- **ASSIGNED TASK**
Report how many lines of the listing include the word "problems"; nothing else should be written.
※ ※ ※
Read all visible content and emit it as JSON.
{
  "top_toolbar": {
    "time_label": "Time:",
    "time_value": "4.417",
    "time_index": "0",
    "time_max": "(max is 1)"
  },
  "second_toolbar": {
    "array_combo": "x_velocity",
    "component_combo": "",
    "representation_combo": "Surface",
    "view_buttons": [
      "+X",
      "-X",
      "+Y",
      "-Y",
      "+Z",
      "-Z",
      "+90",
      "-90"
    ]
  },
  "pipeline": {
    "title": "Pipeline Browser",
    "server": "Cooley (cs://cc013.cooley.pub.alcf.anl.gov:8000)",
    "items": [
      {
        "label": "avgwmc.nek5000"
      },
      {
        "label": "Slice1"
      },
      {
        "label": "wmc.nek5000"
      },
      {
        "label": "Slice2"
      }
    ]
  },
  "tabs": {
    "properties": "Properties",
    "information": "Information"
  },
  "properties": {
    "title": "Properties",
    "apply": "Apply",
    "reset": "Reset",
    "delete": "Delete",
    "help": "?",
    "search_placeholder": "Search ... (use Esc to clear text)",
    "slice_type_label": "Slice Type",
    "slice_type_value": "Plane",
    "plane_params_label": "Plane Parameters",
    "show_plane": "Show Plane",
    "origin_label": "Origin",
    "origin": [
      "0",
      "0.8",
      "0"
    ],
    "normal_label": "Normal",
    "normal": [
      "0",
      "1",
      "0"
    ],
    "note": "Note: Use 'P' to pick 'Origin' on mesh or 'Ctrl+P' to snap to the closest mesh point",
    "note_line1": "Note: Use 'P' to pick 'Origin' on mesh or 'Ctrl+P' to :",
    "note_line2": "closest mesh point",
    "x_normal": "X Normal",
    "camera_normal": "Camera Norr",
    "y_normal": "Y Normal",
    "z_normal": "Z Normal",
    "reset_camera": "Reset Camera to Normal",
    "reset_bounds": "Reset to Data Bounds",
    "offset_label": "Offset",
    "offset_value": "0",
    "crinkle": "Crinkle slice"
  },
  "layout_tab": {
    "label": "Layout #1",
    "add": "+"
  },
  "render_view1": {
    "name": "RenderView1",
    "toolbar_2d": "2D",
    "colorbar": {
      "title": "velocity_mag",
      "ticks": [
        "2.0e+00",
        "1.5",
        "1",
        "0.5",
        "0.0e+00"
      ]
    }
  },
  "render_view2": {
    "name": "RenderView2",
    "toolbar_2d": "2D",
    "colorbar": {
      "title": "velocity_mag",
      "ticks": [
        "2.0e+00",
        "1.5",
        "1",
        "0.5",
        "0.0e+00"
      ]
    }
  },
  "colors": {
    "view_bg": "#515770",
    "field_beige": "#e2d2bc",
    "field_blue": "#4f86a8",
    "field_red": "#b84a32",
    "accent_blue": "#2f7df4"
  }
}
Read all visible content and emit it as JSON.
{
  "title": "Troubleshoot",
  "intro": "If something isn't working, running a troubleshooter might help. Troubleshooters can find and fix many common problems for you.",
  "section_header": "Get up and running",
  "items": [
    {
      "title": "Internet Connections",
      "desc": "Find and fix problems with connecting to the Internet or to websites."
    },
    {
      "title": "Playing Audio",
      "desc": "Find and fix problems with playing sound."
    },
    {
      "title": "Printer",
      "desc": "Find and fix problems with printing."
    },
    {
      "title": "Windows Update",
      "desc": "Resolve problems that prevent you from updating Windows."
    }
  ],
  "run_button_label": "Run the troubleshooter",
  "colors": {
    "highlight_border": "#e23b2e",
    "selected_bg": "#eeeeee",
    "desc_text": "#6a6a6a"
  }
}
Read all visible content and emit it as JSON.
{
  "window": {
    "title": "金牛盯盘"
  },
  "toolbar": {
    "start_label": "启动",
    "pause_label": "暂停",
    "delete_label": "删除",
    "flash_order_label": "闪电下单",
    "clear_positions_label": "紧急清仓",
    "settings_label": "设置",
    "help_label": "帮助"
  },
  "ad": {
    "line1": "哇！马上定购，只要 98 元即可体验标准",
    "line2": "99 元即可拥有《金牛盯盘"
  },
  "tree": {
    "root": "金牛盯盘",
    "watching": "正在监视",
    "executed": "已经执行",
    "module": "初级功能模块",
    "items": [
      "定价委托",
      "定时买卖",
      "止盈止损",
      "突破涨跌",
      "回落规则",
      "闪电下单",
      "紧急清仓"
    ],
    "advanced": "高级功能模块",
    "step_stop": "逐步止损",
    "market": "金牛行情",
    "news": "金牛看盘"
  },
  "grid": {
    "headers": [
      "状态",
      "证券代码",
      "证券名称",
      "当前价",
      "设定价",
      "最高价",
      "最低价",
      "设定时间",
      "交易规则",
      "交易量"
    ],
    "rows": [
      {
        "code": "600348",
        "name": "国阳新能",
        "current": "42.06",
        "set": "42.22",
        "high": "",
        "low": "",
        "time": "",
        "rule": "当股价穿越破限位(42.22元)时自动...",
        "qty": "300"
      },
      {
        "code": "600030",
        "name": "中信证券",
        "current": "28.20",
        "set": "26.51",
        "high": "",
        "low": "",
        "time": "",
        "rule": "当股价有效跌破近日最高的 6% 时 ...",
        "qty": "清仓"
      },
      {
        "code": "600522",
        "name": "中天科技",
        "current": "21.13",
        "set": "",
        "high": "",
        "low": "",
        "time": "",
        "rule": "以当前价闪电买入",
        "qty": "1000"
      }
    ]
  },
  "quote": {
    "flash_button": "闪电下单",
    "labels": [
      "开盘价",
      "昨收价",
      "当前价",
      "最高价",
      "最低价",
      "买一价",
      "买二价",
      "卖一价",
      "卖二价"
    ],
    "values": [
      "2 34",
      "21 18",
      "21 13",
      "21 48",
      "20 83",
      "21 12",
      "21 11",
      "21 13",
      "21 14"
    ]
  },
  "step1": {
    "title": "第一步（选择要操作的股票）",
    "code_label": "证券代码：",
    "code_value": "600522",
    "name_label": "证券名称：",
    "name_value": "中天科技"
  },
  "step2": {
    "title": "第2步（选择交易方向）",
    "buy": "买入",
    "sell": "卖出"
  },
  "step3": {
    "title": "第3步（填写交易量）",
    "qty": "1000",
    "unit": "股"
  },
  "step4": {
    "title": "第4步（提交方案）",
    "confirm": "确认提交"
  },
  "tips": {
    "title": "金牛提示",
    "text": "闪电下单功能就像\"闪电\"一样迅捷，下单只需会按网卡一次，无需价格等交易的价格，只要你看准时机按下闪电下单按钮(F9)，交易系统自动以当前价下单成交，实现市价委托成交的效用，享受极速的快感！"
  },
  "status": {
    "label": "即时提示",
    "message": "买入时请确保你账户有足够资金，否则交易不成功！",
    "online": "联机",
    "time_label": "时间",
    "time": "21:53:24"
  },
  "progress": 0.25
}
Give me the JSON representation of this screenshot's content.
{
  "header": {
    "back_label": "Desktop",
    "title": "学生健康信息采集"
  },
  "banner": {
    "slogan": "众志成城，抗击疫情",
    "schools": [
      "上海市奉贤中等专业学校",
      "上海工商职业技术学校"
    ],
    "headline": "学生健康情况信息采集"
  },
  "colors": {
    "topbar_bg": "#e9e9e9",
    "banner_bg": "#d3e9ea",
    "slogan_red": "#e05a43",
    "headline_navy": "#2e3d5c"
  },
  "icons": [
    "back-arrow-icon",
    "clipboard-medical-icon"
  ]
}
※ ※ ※
- **ANSWER SECTION**
5